The supply side of the gas equation outweighs the mostly upbeat story on the demand side, led over the next three-to-four years by the ramp-up of U.S. liquefied natural gas (LNG) exports. Pipeline exports to Mexico are also a growth driver, whereas the power sector is more of a mixed picture as retirements of coal-fired power plants are disproportionately being displaced by wind and solar rather than gas. Meanwhile, the European gas market is also rather weak, with demand near 20-year lows, as wind and solar are capturing market share in the electricity mix to an even greater extent than in the U.S. Gas demand in Asia is growing, led by China, but not as much as the industry would have hoped.
U.S. Energy Policy Outlook
Since we are on the topic of commodity markets, let’s address the outlook for U.S. energy policy following the 2018 mid-term elections. At the federal level, essentially nothing is changing. The Trump administration remains in control of the regulatory agencies: the Energy and Interior departments, as well as the Environmental Protection Agency (EPA) and the Federal Energy Regulatory Commission (FERC). To the extent Congress may take up impactful energy legislation – and it rarely does – anything will have to pass the Democratic-controlled House and Republican-controlled Senate. This, of course, is a recipe for gridlock.
At the state level, there were four high-profile initiatives on the ballot – in Colorado (drilling restrictions), Washington State (carbon tax), California (reduction of fuel taxes), and Arizona (upsized renewable portfolio standard) – but all four were defeated. On the other hand, three new governors – in Illinois, Michigan, and New Mexico – are set to join the U.S. Climate Alliance, a coalition of currently 16 states that are enforcing the Paris Agreement’s decarbonization targets. While any specific regulatory changes will have to go through utility commissions, it is a safe bet that the new administrations will push to accelerate retirements of coal plants. This is more bad news for the coal industry – but bullish for renewables.

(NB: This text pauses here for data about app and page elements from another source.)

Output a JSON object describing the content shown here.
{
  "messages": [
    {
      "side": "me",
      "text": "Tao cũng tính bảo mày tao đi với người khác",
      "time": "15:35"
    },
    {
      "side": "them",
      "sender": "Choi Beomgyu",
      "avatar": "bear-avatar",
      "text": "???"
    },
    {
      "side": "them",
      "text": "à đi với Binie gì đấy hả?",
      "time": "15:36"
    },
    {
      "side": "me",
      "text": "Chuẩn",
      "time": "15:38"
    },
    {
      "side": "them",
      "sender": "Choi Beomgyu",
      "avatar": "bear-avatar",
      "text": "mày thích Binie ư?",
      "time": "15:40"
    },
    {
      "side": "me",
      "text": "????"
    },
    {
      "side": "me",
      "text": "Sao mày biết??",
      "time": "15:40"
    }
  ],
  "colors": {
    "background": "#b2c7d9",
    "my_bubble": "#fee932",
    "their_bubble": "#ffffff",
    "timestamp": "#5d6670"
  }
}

Read the full January 2019 Investment Strategy Quarterly
All expressions of opinion reflect the judgment of Raymond James & Associates, Inc., and are subject to change. There is no assurance any of the trends mentioned will continue or that any of the forecasts mentioned will occur. Economic and market conditions are subject to change. Investing involves risk including the possible loss of capital. Commodities are generally considered speculative because of the significant potential for investment loss. Investments in the energy sector are not suitable for all investors.